Within a century, the people's hissing turned into a full fledged French revolution... And that brings us to the United States of America - the Magic Kingdom. This is Disney World's Liberty Square, our location for the fact that humanity's unhappy history of taxation without representation DID finally come to an end, at least in our part of the world. And the tax regime America ushered in has become the global norm - taxation with representation. But, says tax historian Elliott Brownlee, America's first leaders found that the people they represented reject direct taxation entirely.
ELLIOTT BROWLEE, Tax Historian: They found that what worked instead, were low tariffs, customs duties on a wide range of goods that produced revenue easily. These were consumption taxes, regressive consumption taxes, that took a larger percentage of the income of poorer people than it did wealthy people.
PAUL SOLMAN: As the "have nots" - or ordinary citizens - realized that these tariffs - that is , taxes on imported goods - were forcing them to pay higher prices, they pushed for a tax on the wealthy. An income tax - and they got one. To finance the Civil War, President Lincoln introduced the first U.S. income tax - which though temporary, fell on the well-heeled. But the pressure continued, to tax the income of the rich continued - to which the rich responded by labeling the income tax a communist plot against liberty, as depicted in this cartoon from the late 1800s. The populists, however, prevailed.
MR. BROWNLEE, Tax Historian: And that's exactly the kind of income tax system we got during World War I, it was a class tax, it was a soak the rich tax, it was a tax to get at the largest incomes and the largest corporations.
PAUL SOLMAN: It was after the First war and during the depression that a new deal began to emerge between FDR and the Democrats who expanded government and social programs for the "have not's," and the Republicans who broadened the tax base to pay for it all. It was during World War II, though, that the income tax, reached most Americans. Tax expert John Witte.
JOHN WITTE, Tax Historian: At the beginning of World War II, In 1939 about 15% of the people paid income tax. That's all, period. At the end of the war, we had 80% of our families paying income tax.
PAUL SOLMAN: Even Donald Duck was pressed into service urging average Americans to save, not spend, their money... For income tax payments that would support the war.
(Cartoon): You don't wanna forget our fighting men, do you laddy? Donald: "No, Sir!!!" Then you'll have to meet your tax payments...
PAUL SOLMAN: Though higher incomes were still taxed at a much higher rate, patriotism justified extending the income tax from the classes to the masses. During World War II, the government started withholding taxes from paychecks.
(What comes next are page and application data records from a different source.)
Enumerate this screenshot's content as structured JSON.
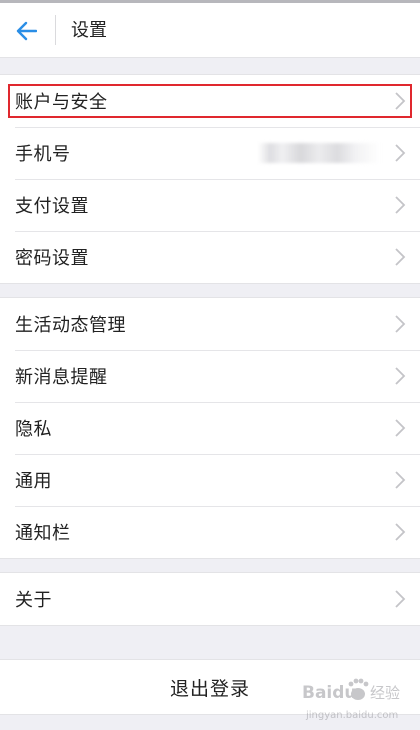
{
  "header": {
    "title": "设置",
    "back_icon": "arrow-left-icon",
    "accent": "#2a8ee6"
  },
  "groups": [
    {
      "items": [
        {
          "id": "account-security",
          "label": "账户与安全",
          "highlighted": true
        },
        {
          "id": "phone",
          "label": "手机号",
          "value_blurred": true
        },
        {
          "id": "payment",
          "label": "支付设置"
        },
        {
          "id": "password",
          "label": "密码设置"
        }
      ]
    },
    {
      "items": [
        {
          "id": "moments-manage",
          "label": "生活动态管理"
        },
        {
          "id": "new-message-alert",
          "label": "新消息提醒"
        },
        {
          "id": "privacy",
          "label": "隐私"
        },
        {
          "id": "general",
          "label": "通用"
        },
        {
          "id": "notification-bar",
          "label": "通知栏"
        }
      ]
    },
    {
      "items": [
        {
          "id": "about",
          "label": "关于"
        }
      ]
    }
  ],
  "logout_label": "退出登录",
  "highlight_color": "#e0282e",
  "watermark": {
    "brand": "Baidu",
    "text": "经验",
    "url": "jingyan.baidu.com"
  }
}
In an increasingly middle-class America, the post war tax pact was becoming clear: most everyone pays, most everyone benefits. The pact was bipartisan. A Republican, President Dwight Eisenhower, extended the big government agenda, fighting the Cold War while building the Federal Highway system, among other projects. A Democrat, Lyndon Johnson, waged wars, against both the Viet Cong and poverty, redistributing tax revenues heavily and directly to America's "have not's". But in California in 1978, with American property stalled after decades of unprecedented middle class growth, the current middle income tax revolt began with an anti-property tax referendum known as Proposition 13.
HOWARD JARVIS: Tax, tax, tax, spend , spend, spend; Elect and elect and elect, is bankrupting we the American people and the time has come to stop it!
PAUL SOLMAN: Elliott Brownlee thinks this was a turning point.
MR. BROWNLEE, Tax Historian: Proposition 13 in California was an assault not simply on taxes, but on government as we know it. It was really the beginning of an anti-government crusade that has continued.
PAUL SOLMAN:The attack on government and taxes had continued for almost 20 years now. And despite the fact that, among advanced economies, the US along with Japan, the least taxed in the world, recent surveys show that taxes, and most specially property and income taxes, are more unpopular than ever. To which one obvious question is, why?